Lead actress Emily Browning calls her role as Babydoll “extremely empowering,” even though she spends the film as a pigtailed schoolgirl.

“You see this sweet little girl,” Browning describes, “and her first line into the film is holding a knife to someone’s throat.”

Browning says she embraced “both sides: the sexiness and the strength. Females don’t need to be placed into these boxes of whether you’re sexy or you’re strong; you’re sensitive or you’re tough. Humans – men and women – are layered. I guess that’s one of the sucker punches of the film.”

When asked what empowered stars Jena Malone (Rocket), Vanessa Hudgens (Blondie) and Jamie Chung (Amber), the actresses jokingly reply, “Coffee! Red Bull! Tea!”
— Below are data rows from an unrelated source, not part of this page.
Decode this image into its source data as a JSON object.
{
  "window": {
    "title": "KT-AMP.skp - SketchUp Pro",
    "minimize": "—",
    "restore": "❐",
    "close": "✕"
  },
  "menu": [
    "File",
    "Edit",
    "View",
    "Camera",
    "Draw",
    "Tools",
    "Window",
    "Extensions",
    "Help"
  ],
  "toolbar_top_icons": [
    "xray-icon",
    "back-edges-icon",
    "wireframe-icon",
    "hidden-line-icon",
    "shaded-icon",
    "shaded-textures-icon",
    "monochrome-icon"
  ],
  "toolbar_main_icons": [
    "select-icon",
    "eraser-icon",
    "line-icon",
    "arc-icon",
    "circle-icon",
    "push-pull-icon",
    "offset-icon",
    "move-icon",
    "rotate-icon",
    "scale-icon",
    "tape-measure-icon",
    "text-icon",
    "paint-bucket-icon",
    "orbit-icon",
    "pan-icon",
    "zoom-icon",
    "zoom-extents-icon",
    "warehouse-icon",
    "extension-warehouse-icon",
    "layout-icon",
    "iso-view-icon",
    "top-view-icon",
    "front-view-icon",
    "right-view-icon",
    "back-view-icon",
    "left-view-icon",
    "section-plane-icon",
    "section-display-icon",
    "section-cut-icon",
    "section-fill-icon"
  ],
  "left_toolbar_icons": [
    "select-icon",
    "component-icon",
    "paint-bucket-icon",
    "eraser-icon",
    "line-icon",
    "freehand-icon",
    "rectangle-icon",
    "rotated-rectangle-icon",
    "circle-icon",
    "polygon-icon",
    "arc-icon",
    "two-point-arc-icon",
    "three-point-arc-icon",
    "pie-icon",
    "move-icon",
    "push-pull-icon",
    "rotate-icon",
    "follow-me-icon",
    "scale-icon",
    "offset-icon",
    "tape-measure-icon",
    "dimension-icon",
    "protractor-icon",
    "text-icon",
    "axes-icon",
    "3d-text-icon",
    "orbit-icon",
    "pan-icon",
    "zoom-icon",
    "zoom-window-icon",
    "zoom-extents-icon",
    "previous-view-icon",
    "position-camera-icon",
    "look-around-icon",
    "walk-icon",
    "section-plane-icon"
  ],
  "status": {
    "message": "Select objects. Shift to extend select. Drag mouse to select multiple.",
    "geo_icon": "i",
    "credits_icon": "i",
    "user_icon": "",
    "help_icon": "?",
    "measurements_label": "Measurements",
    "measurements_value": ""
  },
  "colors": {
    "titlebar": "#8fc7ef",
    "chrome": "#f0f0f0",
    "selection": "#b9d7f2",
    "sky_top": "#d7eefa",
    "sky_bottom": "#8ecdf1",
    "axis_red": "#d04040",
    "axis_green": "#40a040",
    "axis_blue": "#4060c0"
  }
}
The three supporting actresses of Sucker Punch, however, were quick to point out that working on the set of the film required more than heavy doses of caffeine. Despite the film’s cerebral toughness, the talent had to be put through some pretty rigorous physical training of their own, working out daily to obtain the kind of balance between sexuality and strength described by Browning.

Malone describes the first day of shooting: “When were down in the trenches, doing our tough walk, there were explosions and dirt was sticking to our lip gloss, but we had to make this look good.”

Like the characters they were portraying, Hudgens says filming was physically difficult, but also mentally challenging, describing it “like any negative situation – you just got to battle your way through.”

Sucker Punch is certainly Snyder’s most daring film, ditching the archetypically tough-guy action hero routine for a cast that’s decidedly more feminine, but also as equally intrepid. And don’t let the tiny leather outfits and dirt-encrusted lip gloss fool you – this is no Moulin Rouge! meets Ya-Ya Sisterhood. This is “The Powerpuff Girls” for grown-ups, and these girls are coming to kick some ass.

“They fight back against those stereotypes. In the end, the girls are empowered by their sexuality instead of exploited by it,” says Snyder. “It’s the most complicated thing I’ve ever been around in my life. And I directed Watchmen – that was fucking complicated.”

Sucker Punch releases in theaters March 25.